Top of SOURCE RECORDS

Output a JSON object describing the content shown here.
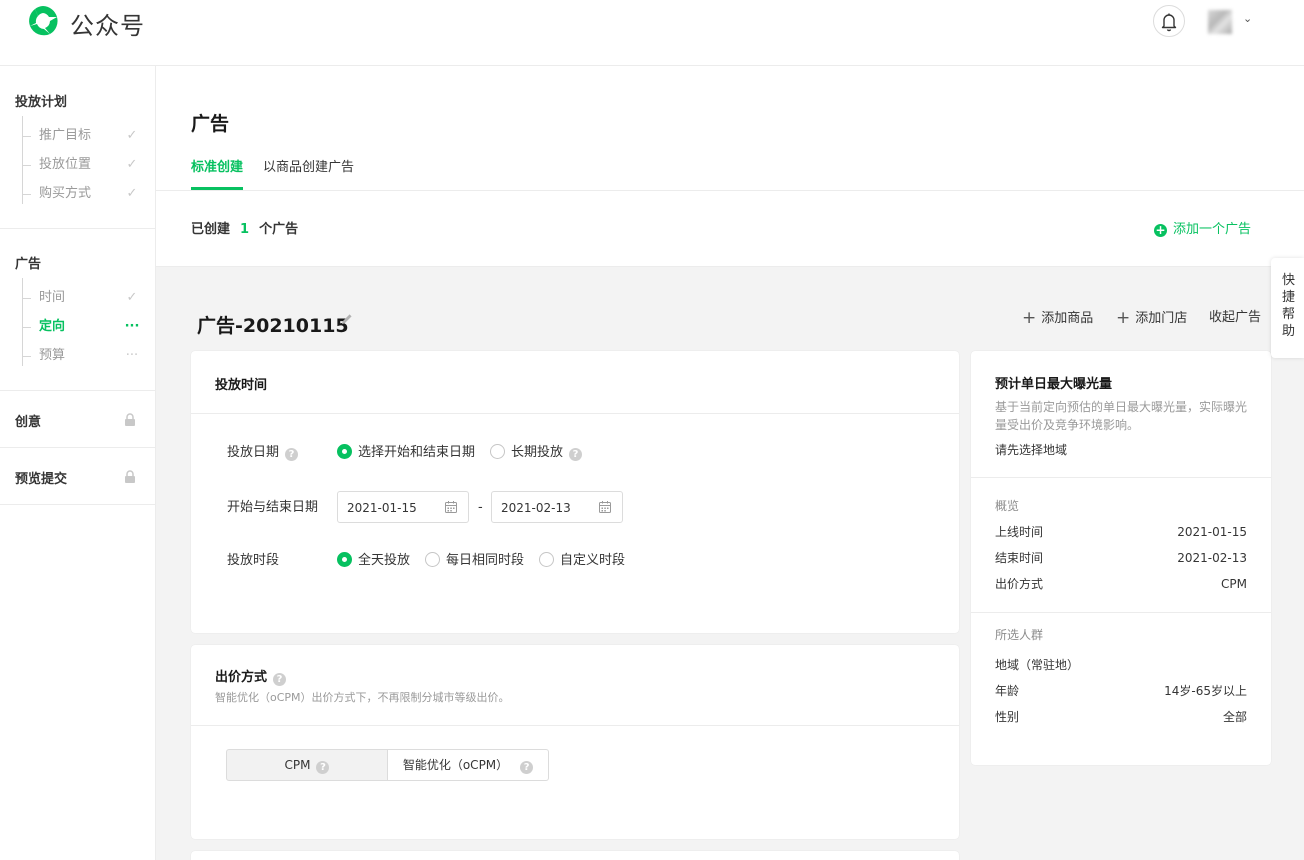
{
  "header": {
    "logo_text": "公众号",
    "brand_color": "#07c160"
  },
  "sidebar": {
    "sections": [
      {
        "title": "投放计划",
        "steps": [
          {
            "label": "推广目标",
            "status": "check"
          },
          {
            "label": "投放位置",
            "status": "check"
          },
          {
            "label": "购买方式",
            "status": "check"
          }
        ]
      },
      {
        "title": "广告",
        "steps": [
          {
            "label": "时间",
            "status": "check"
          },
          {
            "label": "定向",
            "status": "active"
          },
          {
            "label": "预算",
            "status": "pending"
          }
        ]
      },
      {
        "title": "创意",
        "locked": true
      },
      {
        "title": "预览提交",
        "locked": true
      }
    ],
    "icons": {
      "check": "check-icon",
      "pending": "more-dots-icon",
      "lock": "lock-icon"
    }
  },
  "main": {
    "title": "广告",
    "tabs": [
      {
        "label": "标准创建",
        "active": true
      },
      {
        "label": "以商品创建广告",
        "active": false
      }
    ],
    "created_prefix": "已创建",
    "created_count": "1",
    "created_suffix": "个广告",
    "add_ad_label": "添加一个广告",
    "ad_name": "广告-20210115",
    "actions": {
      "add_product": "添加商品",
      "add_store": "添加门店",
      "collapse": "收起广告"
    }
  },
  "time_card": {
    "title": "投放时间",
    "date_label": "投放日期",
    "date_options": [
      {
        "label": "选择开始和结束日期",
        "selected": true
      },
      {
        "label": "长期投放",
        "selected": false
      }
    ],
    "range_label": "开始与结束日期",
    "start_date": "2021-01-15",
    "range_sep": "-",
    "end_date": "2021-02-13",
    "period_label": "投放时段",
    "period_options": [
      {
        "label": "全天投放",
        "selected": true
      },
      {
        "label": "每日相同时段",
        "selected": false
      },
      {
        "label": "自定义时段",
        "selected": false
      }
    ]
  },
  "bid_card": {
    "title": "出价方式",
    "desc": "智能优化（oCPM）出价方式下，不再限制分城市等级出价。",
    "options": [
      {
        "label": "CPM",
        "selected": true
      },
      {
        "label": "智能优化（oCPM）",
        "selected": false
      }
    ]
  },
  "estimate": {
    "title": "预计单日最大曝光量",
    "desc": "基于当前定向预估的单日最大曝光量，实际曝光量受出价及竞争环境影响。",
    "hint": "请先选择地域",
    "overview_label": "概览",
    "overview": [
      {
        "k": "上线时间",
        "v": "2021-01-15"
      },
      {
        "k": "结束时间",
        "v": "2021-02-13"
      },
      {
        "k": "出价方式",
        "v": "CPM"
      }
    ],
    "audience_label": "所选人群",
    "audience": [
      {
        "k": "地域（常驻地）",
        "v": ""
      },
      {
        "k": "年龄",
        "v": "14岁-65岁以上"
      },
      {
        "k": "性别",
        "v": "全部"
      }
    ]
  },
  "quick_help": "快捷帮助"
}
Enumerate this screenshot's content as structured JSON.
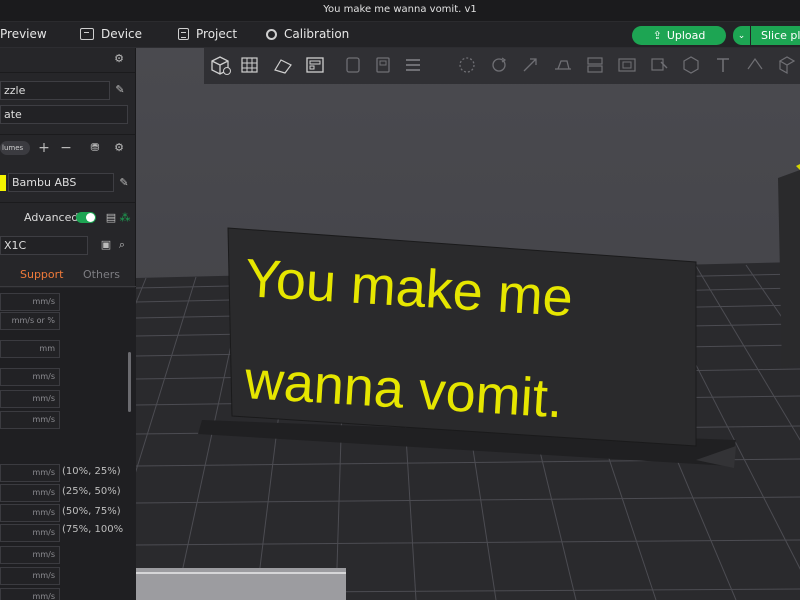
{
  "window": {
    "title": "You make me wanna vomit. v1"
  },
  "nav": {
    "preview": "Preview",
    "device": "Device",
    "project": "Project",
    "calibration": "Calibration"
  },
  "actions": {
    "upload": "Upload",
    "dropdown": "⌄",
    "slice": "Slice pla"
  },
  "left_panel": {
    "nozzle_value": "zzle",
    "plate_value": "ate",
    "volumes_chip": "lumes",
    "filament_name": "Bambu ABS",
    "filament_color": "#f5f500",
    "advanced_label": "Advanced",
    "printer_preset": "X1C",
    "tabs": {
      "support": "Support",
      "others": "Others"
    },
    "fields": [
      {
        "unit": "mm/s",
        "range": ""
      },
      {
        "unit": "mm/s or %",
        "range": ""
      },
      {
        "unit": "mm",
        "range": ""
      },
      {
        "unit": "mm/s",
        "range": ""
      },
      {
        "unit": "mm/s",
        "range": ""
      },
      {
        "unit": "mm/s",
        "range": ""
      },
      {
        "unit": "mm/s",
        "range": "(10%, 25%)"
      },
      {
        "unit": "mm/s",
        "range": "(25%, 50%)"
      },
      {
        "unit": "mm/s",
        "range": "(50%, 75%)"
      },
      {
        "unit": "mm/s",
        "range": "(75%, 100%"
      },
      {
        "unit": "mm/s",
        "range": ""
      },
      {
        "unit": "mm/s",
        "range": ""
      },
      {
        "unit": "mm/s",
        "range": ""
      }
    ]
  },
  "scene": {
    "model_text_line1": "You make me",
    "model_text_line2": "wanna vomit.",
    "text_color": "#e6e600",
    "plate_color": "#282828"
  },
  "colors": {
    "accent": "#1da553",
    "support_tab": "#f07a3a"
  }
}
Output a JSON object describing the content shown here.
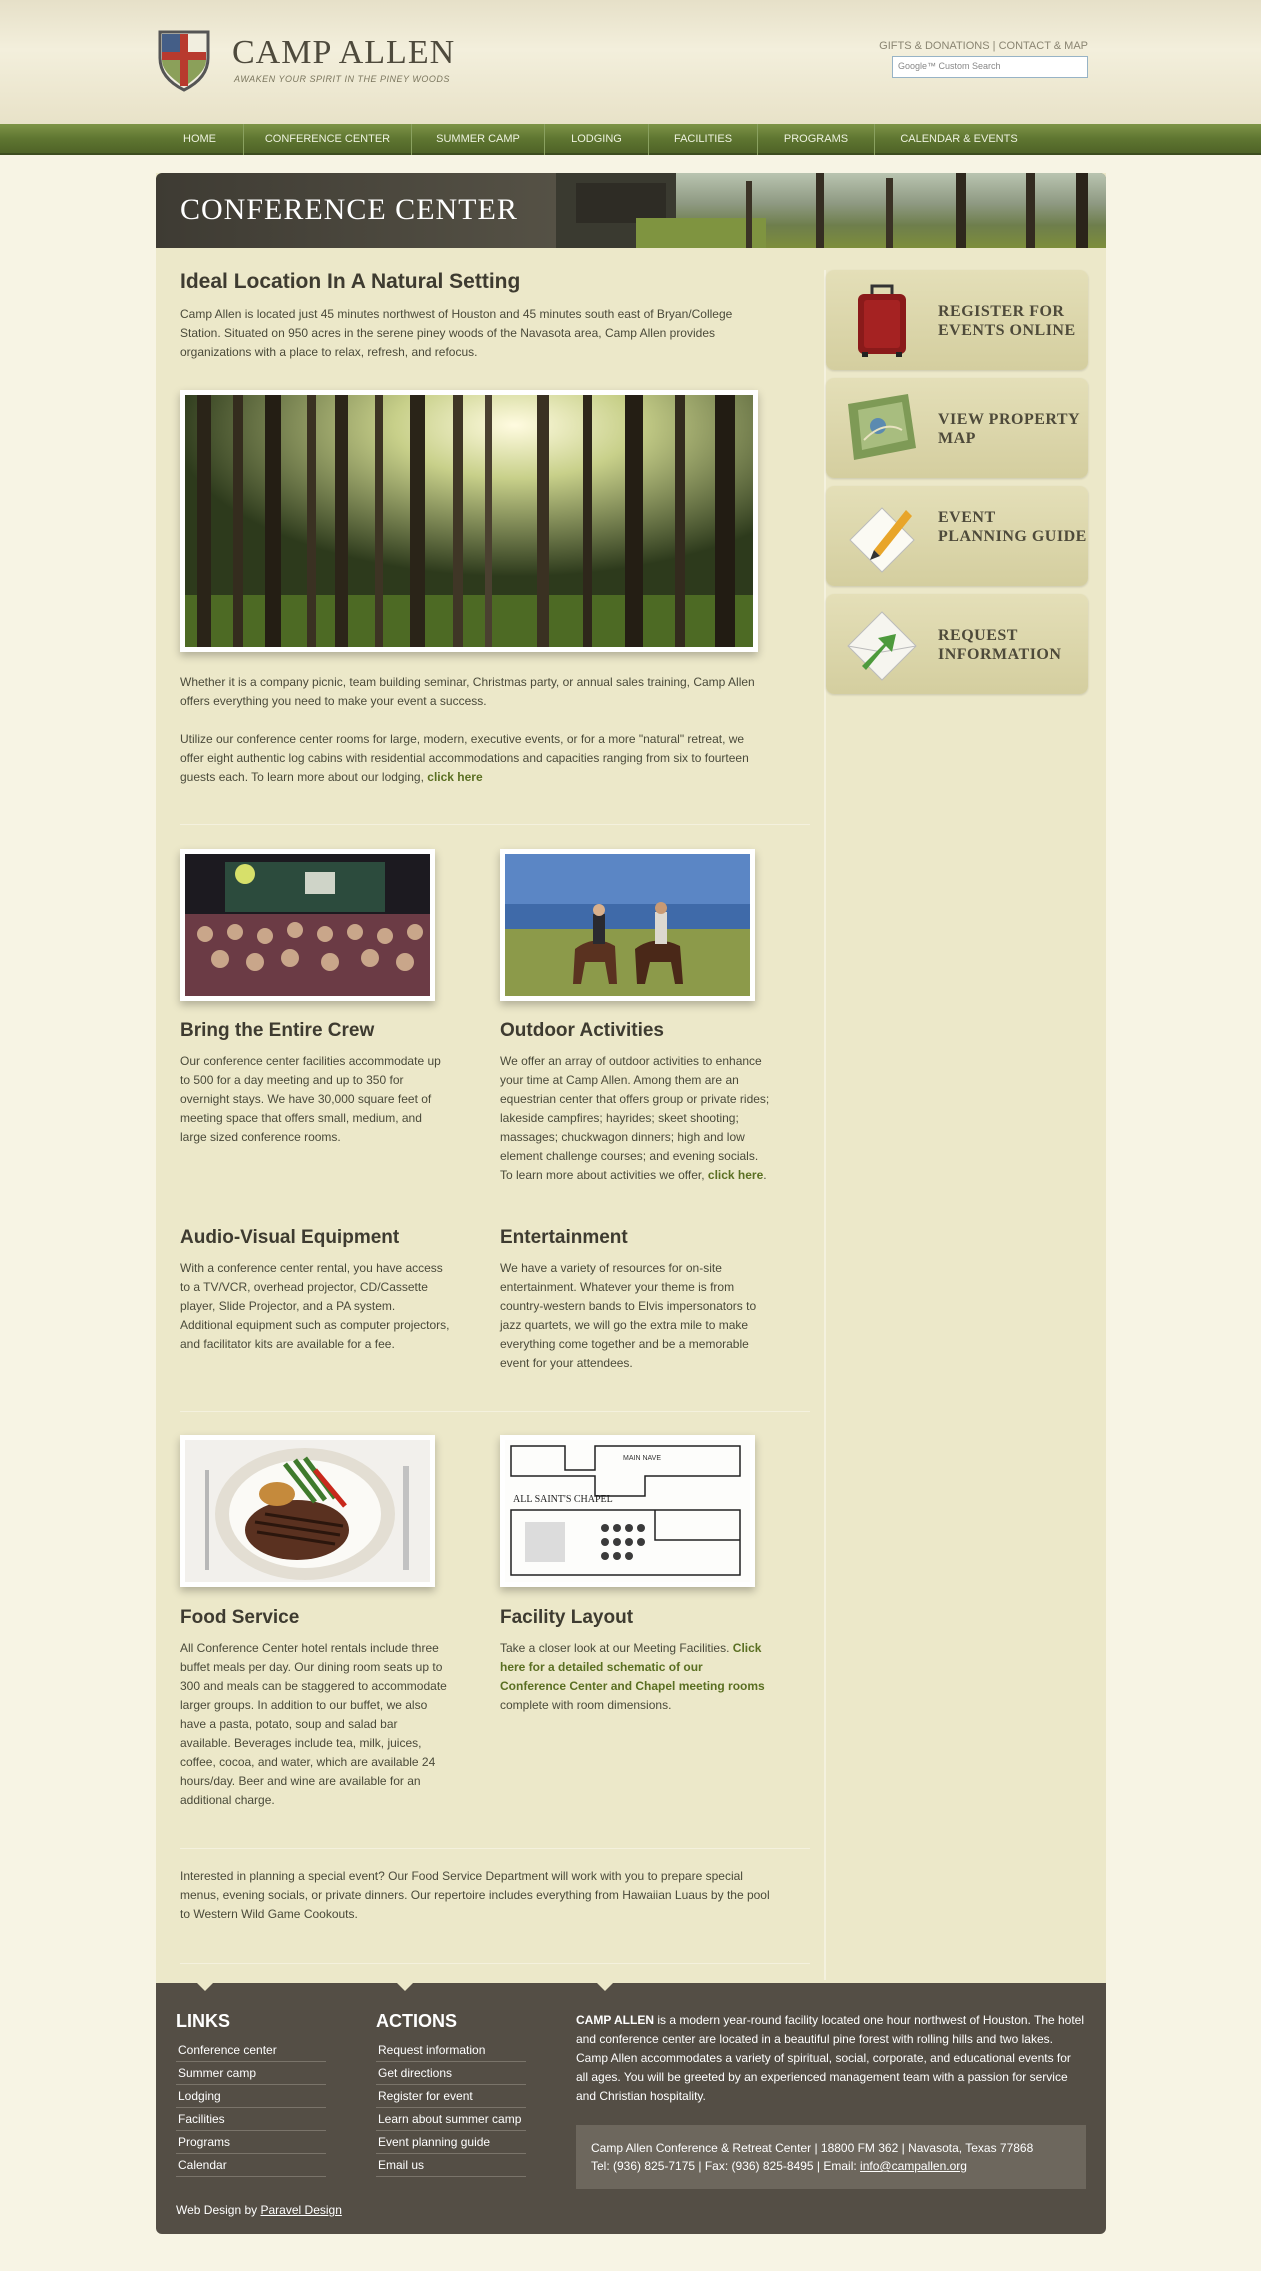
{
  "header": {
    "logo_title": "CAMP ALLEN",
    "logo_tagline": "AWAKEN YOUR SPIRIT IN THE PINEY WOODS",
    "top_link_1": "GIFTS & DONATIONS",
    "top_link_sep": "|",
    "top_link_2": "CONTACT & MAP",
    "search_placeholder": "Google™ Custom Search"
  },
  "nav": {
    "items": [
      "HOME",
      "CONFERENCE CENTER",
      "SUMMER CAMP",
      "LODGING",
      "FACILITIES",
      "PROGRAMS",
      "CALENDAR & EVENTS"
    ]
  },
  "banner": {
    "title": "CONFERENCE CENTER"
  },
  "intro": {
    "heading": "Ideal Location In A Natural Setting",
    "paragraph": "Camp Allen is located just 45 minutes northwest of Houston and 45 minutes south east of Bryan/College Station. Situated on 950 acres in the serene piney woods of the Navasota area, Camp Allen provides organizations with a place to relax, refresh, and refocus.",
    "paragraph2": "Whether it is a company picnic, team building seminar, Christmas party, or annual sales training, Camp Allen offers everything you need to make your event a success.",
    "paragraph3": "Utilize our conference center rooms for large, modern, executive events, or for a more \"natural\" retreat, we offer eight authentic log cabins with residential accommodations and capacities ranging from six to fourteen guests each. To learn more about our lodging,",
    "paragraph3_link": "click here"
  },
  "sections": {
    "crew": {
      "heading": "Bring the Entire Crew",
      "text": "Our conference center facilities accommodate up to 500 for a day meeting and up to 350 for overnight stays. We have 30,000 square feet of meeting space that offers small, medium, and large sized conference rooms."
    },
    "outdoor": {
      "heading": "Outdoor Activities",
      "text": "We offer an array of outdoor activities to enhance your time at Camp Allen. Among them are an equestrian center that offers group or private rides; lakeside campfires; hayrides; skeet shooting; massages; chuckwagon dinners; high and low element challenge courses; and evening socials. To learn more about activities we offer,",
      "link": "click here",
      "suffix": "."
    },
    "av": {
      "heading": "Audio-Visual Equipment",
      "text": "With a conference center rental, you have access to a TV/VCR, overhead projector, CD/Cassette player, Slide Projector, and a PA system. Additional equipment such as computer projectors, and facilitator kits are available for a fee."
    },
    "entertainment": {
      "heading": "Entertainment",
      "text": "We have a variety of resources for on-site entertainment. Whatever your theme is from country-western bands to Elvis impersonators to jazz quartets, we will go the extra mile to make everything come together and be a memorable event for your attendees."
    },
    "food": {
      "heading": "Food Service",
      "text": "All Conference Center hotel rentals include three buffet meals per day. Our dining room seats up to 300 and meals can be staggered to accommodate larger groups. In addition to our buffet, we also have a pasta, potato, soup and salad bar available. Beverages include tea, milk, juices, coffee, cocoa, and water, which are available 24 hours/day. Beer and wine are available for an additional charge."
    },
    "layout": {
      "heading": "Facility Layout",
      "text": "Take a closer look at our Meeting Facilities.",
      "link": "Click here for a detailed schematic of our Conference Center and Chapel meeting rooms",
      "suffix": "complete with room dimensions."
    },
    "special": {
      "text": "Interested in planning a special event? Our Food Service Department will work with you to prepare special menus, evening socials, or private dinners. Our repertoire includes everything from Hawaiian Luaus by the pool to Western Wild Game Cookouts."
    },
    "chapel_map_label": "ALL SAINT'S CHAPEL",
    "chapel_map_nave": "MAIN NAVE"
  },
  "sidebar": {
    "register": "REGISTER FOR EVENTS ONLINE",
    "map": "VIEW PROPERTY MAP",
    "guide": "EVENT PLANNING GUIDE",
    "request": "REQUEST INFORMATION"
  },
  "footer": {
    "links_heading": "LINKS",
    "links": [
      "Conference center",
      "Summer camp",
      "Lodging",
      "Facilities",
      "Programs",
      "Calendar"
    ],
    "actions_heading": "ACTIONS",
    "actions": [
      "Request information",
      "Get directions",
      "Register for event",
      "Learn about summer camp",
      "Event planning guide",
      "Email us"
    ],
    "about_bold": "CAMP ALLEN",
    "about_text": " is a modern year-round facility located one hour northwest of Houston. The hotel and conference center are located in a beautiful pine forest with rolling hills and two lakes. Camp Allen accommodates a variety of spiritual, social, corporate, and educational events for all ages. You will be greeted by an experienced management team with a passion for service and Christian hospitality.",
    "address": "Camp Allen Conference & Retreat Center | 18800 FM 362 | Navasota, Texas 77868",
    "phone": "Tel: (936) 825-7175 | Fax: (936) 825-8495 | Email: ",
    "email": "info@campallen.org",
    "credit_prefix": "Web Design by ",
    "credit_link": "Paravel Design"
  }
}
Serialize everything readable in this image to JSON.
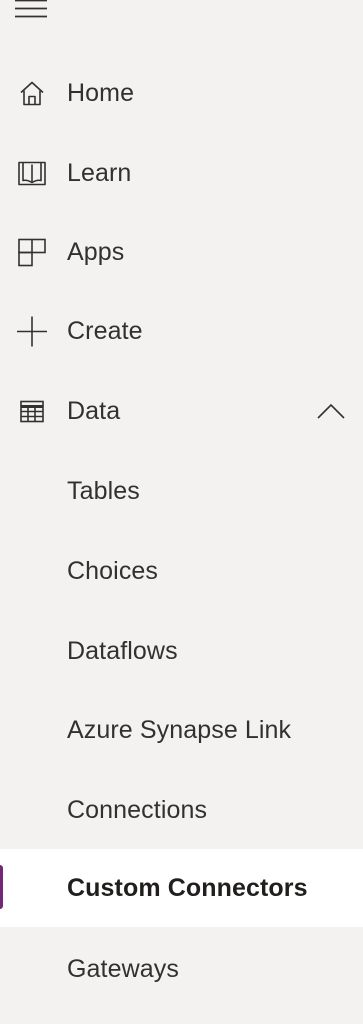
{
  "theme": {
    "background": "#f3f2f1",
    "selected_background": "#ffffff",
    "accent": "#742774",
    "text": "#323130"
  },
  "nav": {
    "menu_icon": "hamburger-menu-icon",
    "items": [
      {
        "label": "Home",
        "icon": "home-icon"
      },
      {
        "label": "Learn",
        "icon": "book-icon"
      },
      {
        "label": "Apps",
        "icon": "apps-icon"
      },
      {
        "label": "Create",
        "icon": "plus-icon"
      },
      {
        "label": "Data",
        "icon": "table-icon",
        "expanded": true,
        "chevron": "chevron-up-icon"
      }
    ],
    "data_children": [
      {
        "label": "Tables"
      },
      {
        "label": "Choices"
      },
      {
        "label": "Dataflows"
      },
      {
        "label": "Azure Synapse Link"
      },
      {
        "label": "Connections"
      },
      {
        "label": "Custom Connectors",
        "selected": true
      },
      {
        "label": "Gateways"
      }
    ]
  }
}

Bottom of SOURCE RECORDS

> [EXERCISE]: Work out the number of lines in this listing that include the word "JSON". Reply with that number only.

> [REPLY]: 4